Life as a Student in a Foreign Environment

Hello again! I hope that everyone is having a cozy week in the “q” (a.k.a. quarantine) and finding comfort in new hobbies, pastimes, and activities. As I mentioned on Tuesday, today we’ll help to introduce you to what it’s like being a student in a completely foreign environment…

Leaving Home…

The most obvious “first step” of studying abroad is leaving home! Whether this means you’ll be traveling to a new University, state, or an entirely new country, step one will always be the same. So, how do you start?!

  1. Check out online packing lists: One of the best resources we have is Google! Online, there are a plethora of packing lists to help students plan to study abroad, as well as embark on their weekend excursions. One of my favorite blogs is written by Margot Lee: How to Pack for Study Abroad and Packing List! Always remember, pack light!! You will likely pick up a few souvenirs and new pieces of clothing during your time abroad, so make sure to only pack essential items and leave room for some fun, new purchases!
  2. Come prepared! It may seem more obvious than not, but preparation is your key to success.

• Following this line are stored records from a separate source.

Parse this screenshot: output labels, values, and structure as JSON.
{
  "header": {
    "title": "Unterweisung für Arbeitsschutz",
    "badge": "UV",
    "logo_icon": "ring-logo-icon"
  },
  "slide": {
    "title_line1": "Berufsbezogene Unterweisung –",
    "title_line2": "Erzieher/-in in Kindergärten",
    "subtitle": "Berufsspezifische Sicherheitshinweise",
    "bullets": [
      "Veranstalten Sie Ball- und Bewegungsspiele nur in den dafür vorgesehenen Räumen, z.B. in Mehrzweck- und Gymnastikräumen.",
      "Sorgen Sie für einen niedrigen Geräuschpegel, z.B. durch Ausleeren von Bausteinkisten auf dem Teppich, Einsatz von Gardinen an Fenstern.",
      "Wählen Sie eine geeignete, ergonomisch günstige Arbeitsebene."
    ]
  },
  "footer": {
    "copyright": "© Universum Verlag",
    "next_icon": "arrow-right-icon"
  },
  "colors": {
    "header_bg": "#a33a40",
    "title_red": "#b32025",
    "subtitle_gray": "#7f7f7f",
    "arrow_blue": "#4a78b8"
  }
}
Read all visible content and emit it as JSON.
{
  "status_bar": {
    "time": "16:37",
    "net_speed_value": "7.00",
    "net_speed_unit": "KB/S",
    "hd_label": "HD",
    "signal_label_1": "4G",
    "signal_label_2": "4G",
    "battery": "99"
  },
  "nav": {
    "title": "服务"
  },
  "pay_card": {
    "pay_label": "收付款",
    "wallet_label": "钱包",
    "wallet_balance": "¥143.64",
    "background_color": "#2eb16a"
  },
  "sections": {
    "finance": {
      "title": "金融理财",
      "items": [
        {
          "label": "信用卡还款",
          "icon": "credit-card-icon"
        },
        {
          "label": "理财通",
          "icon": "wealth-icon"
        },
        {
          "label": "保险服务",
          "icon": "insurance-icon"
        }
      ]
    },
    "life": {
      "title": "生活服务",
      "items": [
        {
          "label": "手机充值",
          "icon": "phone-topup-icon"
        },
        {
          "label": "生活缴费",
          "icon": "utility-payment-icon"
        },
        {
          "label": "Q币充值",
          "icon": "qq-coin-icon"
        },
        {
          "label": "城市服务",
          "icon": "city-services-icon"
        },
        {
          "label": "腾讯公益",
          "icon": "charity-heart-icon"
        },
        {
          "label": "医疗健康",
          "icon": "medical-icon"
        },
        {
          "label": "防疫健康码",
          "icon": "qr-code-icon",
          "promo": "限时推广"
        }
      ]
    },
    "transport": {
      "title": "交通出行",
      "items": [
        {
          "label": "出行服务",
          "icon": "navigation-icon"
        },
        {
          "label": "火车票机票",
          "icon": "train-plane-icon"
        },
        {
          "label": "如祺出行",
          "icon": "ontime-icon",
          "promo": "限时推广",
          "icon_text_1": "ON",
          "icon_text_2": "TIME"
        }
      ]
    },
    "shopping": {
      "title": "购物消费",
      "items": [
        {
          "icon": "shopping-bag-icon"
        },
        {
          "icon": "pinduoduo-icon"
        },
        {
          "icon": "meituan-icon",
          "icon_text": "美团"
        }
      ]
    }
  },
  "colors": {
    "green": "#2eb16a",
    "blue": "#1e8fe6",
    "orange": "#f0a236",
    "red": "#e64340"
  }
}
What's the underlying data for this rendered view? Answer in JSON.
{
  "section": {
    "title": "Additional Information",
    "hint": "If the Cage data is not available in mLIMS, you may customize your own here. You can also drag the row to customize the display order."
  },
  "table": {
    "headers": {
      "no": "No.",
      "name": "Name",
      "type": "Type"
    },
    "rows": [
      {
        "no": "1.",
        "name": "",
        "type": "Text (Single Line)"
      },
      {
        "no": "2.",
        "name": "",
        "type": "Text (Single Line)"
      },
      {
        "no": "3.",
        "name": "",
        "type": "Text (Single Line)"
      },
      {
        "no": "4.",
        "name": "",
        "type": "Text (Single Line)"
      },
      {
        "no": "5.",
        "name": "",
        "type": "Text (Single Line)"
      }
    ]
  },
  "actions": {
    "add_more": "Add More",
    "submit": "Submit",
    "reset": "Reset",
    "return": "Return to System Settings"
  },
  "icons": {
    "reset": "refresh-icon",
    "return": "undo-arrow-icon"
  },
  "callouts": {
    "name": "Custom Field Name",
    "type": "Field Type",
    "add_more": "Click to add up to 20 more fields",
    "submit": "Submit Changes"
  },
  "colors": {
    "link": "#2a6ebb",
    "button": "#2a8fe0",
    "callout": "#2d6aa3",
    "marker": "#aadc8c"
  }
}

This may mean buying a new phone plan, adapters, extra locks or a safe, or even a notebook and a few school supplies… whatever you choose, keep an extra eye out for things that may be harder to locate in a new environment.

Life as a Student…

  1. Be outgoing! It may be easier said than done, but if I’ve learned one thing in Spain, it is that they are home to some of the kindest, most caring people on the planet. And even more, those people are willing to help, engage, and build relationships with you! You might find your greatest success when stepping outside of your comfort zone, so always make sure to be friendly to new faces and say hello.
  2. Plan ahead and schedule routes: In any new environment, the most overwhelming component comes from feeling, quite literally, lost. However, we are super lucky that through almost any form of technology, we can access Google maps or other resources to help us get from point A to point B. Especially during your first few days, make sure to plan ahead and look into your routes to class, back to your home, on the train or bus, etc., to avoid being late or feeling anxious.
  3. Take stock of your resources: Regarding program managers, professors, online teaching platforms, or software (like Canvas), take advantage of all forms of aid that you are provided. Many programs even offer weekend or weeknight activities, trips, or excursions – this is a great way to get to know the staff, your environment, your peers, and local residents.

Keep an eye out next Monday for our tips and tricks for getting the most out of weekend excursions, and where to head to!

Searching for a new position? Check out our open jobs list!

Click here to find out where I was before I left and how I spent my fall semester!